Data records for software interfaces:
Start of Block
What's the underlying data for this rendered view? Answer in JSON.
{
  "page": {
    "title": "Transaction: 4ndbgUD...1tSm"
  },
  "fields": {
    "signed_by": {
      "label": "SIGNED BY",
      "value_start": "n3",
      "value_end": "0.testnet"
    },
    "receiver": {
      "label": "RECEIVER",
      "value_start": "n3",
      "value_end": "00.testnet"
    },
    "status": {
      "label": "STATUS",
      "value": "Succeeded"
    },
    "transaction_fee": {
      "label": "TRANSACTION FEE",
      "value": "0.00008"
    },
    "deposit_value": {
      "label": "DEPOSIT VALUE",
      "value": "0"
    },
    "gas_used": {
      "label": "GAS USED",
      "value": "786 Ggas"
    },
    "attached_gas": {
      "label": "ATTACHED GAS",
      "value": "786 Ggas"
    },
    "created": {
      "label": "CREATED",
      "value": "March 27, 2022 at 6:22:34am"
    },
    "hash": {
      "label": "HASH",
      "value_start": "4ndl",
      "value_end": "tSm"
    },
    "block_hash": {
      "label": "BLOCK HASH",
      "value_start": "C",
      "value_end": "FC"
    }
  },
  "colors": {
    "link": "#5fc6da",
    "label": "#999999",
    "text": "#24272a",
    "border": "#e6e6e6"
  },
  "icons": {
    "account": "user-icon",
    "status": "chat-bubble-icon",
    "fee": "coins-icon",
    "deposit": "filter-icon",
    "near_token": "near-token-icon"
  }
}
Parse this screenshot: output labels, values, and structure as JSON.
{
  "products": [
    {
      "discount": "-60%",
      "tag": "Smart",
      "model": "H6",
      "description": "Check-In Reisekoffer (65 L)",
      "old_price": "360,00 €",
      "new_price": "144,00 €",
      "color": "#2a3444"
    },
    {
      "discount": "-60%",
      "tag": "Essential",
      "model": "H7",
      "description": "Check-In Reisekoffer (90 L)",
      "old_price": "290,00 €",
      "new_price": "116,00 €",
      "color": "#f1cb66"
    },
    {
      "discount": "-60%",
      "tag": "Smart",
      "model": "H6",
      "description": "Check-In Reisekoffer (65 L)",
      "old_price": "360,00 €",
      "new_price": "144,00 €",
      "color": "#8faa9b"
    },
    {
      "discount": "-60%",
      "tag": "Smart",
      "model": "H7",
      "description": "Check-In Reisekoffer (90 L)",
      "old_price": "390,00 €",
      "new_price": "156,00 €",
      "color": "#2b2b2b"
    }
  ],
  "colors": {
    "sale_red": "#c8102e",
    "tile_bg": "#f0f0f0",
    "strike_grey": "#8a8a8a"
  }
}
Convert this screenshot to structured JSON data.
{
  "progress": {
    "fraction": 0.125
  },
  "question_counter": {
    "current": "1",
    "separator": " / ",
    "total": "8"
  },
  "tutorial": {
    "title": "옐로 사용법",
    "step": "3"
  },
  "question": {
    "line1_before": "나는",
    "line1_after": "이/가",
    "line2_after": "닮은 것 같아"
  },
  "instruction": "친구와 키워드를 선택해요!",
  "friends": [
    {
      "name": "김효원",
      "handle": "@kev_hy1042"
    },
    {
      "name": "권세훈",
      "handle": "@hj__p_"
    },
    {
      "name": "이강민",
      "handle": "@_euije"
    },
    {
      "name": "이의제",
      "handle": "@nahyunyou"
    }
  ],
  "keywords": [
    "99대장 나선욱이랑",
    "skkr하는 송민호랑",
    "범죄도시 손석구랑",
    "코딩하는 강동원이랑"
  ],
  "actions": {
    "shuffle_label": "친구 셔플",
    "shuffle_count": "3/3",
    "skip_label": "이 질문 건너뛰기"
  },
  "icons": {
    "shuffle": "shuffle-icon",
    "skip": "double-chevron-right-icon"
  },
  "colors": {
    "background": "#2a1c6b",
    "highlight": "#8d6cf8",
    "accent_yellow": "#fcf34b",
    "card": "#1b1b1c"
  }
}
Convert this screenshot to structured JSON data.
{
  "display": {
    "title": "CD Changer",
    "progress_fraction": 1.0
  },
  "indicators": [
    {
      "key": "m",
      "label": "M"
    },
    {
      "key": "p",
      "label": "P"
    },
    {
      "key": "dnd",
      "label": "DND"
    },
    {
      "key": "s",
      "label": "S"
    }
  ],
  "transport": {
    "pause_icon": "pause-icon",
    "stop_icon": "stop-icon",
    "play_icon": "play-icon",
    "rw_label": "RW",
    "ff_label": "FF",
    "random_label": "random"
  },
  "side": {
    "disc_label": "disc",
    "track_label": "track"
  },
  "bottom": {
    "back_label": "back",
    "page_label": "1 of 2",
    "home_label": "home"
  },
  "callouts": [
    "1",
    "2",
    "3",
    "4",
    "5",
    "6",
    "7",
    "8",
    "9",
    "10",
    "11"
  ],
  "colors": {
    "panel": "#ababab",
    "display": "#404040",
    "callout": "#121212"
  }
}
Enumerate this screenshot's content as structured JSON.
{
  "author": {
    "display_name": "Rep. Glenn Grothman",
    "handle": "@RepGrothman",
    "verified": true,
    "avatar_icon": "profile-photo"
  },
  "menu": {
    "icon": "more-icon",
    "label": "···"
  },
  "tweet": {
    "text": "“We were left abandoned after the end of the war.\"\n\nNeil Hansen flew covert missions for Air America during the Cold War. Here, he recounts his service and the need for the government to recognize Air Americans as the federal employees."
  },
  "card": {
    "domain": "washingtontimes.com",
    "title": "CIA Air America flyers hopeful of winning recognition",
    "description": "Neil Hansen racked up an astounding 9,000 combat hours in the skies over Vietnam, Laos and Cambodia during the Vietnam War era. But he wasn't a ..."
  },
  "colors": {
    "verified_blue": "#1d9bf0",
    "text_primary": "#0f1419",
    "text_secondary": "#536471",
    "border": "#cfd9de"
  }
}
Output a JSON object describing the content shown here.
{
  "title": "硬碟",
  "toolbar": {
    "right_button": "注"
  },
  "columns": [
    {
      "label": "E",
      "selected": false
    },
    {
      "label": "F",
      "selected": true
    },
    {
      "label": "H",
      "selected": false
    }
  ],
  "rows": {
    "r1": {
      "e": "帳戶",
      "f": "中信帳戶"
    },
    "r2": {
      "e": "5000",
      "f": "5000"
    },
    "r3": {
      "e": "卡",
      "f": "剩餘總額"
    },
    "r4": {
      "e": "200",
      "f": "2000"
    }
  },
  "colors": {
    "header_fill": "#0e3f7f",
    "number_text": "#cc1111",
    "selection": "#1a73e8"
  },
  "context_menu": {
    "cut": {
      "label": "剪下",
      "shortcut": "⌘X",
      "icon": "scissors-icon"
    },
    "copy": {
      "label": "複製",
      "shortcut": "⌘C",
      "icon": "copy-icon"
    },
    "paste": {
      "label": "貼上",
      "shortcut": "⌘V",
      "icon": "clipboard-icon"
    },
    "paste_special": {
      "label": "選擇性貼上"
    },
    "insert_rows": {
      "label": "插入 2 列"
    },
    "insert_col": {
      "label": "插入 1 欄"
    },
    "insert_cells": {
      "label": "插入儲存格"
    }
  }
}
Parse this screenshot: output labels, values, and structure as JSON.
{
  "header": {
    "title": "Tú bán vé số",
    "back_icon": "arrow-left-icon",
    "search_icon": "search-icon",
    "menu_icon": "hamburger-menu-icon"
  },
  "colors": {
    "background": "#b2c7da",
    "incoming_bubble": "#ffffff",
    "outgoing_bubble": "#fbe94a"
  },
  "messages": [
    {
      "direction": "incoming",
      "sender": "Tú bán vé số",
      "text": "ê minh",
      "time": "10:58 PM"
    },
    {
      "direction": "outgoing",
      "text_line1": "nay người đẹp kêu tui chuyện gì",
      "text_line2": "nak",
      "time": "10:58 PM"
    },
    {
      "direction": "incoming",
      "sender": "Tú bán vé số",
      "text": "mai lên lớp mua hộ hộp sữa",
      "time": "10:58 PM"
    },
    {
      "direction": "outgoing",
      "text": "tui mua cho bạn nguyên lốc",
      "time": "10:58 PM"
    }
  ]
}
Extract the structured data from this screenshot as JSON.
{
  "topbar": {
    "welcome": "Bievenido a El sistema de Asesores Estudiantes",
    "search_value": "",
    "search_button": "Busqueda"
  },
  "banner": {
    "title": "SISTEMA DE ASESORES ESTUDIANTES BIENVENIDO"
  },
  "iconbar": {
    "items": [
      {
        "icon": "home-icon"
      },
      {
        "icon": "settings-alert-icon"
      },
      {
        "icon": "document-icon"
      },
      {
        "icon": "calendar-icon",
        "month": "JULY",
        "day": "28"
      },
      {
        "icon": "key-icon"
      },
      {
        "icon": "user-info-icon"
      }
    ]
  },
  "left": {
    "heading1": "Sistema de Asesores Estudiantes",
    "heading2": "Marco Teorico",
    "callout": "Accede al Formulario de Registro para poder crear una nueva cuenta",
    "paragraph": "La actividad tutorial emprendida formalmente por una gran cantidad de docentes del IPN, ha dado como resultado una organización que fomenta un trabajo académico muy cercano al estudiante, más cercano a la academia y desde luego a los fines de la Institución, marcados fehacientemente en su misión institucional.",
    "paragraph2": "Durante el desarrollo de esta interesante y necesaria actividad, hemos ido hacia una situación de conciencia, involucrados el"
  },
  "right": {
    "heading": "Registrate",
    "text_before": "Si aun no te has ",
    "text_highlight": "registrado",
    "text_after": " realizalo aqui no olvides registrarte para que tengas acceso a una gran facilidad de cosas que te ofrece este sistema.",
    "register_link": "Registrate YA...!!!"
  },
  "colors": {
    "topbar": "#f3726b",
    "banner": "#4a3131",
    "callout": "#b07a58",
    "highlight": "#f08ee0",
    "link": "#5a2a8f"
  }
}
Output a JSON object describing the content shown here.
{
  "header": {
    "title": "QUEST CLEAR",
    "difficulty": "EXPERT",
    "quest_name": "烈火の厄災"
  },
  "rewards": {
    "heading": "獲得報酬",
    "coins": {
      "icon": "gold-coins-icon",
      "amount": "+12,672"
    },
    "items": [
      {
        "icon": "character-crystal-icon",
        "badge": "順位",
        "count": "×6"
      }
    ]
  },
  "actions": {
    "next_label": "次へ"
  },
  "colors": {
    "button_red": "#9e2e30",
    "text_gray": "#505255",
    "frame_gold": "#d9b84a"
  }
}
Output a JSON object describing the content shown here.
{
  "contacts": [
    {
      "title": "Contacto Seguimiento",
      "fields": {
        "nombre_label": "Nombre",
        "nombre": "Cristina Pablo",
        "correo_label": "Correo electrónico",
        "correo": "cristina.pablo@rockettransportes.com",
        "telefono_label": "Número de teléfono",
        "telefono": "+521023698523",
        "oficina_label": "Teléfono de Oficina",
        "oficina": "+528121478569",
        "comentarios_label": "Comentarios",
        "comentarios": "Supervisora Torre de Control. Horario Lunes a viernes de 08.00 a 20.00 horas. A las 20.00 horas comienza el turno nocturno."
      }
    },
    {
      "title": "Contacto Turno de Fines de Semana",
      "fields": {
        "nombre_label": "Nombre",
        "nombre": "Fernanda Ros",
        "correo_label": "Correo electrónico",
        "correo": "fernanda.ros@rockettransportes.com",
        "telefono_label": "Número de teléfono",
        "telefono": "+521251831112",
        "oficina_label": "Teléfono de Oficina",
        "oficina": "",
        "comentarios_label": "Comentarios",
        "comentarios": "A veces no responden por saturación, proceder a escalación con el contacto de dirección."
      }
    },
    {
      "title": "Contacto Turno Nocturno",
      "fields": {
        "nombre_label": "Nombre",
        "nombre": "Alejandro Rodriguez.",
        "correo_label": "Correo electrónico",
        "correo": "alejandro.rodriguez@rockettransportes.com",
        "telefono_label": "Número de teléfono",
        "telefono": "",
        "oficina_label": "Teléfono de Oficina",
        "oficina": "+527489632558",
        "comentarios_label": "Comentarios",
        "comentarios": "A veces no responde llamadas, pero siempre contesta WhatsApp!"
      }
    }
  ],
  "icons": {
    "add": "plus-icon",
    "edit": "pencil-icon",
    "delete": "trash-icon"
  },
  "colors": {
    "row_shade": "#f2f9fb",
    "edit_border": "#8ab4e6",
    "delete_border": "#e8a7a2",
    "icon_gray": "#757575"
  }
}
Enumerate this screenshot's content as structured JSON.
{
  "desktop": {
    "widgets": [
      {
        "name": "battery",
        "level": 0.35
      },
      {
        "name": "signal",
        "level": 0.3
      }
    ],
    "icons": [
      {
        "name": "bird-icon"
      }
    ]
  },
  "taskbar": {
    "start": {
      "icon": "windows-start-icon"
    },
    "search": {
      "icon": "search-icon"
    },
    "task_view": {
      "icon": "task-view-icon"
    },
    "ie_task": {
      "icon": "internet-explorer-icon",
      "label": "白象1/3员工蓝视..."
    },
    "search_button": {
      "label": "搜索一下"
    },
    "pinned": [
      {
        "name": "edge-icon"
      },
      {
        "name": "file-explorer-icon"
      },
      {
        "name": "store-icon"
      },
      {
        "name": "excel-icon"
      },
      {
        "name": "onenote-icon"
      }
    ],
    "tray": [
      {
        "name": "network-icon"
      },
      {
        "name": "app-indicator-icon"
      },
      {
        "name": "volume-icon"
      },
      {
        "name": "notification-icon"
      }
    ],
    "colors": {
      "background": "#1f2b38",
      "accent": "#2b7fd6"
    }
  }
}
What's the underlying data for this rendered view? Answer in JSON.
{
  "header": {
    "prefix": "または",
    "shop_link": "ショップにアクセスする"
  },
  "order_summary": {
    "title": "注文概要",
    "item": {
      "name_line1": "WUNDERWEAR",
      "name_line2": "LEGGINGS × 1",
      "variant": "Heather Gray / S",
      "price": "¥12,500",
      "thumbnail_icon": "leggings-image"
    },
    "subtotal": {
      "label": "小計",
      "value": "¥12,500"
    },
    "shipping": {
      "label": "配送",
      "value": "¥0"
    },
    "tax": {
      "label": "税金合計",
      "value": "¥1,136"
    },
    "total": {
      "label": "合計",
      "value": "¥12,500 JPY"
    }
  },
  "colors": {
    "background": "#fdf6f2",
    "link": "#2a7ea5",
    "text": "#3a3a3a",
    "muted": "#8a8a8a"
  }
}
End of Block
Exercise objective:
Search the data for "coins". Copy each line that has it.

Expected answer:
    "fee": "coins-icon",
    "coins": {
      "icon": "gold-coins-icon",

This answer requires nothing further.